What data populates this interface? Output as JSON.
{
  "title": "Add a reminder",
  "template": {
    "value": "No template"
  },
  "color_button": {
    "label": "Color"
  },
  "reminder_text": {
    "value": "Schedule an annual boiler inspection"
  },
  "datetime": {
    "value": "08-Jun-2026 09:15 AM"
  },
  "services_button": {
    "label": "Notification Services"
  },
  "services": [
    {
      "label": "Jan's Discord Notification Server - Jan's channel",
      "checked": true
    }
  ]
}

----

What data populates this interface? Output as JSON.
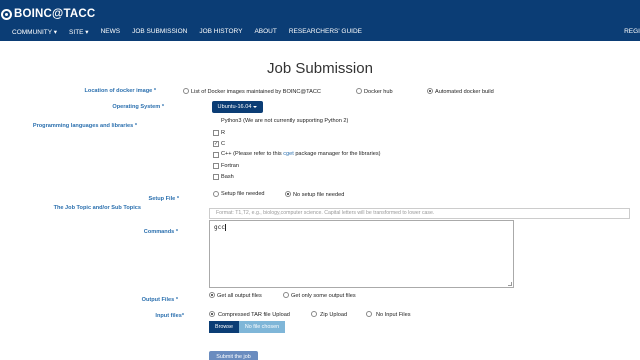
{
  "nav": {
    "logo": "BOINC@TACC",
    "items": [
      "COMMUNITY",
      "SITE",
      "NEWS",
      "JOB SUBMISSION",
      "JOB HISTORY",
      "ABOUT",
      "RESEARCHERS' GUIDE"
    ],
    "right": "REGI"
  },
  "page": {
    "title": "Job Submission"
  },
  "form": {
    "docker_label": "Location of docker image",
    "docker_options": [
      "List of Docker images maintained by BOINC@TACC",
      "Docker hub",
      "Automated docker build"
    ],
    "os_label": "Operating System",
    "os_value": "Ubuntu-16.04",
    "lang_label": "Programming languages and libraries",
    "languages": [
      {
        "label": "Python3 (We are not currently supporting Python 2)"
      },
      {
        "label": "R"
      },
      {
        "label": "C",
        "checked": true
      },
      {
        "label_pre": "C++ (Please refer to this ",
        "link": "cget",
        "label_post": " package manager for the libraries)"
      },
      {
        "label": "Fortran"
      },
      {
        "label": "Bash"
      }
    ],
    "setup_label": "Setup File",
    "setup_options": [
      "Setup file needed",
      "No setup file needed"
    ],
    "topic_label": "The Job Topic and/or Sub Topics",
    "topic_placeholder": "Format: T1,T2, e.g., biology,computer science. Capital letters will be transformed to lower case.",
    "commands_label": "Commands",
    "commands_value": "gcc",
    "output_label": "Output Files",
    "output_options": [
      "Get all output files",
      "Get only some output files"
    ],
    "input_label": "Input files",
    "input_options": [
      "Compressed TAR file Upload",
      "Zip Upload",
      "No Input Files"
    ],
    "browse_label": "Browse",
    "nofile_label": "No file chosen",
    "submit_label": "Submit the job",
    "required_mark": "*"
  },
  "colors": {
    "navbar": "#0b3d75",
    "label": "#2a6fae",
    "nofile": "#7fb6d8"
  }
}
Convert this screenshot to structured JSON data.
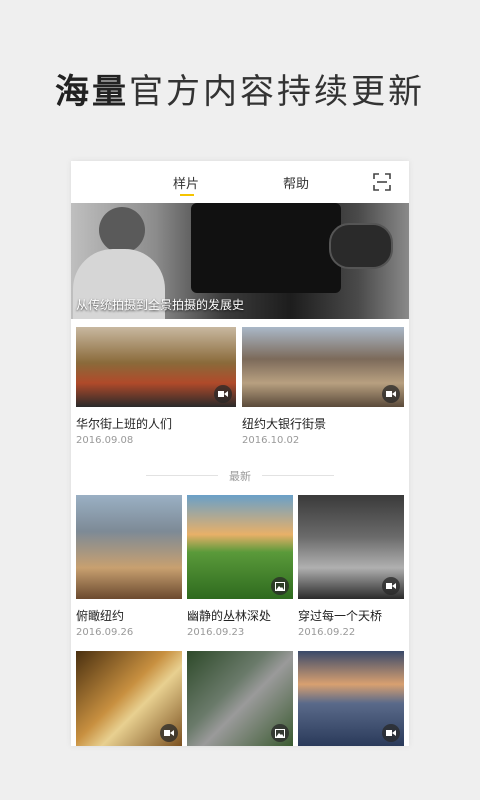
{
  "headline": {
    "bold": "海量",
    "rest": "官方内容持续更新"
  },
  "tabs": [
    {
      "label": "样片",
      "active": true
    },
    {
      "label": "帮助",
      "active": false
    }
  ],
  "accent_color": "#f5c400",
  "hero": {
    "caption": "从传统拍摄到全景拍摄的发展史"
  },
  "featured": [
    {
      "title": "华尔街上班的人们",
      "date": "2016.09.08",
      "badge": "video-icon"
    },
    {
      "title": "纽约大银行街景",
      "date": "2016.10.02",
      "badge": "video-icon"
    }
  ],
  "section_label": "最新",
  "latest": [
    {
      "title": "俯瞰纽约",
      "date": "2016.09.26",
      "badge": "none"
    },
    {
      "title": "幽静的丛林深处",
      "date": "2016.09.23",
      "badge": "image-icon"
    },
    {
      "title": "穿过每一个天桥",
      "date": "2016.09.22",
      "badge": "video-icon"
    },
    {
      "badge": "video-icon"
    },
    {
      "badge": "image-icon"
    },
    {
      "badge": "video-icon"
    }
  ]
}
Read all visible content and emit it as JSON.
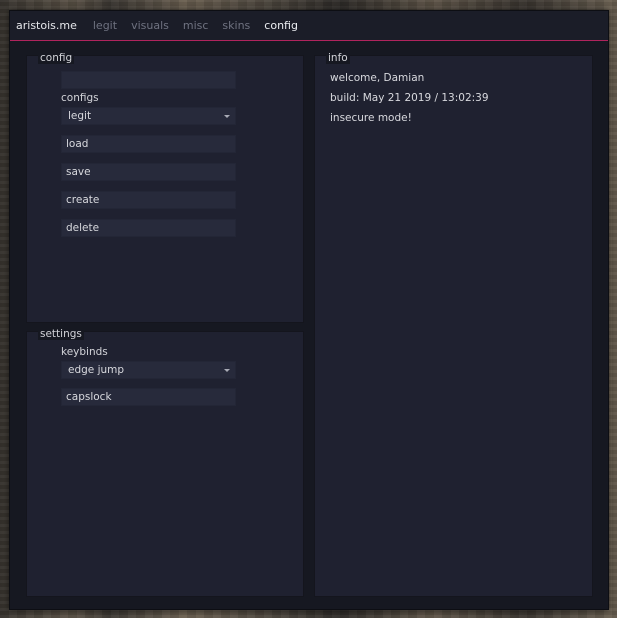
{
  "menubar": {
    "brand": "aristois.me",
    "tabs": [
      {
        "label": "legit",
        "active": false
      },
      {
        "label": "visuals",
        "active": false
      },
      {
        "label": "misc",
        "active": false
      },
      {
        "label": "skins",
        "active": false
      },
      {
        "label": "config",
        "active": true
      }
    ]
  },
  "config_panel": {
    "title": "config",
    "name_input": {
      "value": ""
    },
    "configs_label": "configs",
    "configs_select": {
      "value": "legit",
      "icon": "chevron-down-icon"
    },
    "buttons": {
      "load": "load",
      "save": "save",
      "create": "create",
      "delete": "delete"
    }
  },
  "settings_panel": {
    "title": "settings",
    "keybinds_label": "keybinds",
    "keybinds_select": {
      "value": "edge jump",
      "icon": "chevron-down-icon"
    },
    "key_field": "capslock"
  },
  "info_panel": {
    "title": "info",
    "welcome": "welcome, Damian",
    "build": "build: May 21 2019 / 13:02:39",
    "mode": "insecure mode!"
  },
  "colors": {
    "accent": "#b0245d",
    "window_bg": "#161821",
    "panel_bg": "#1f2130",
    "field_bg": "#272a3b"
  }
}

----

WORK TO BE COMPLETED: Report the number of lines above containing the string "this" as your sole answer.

ANSWER BELOW: 4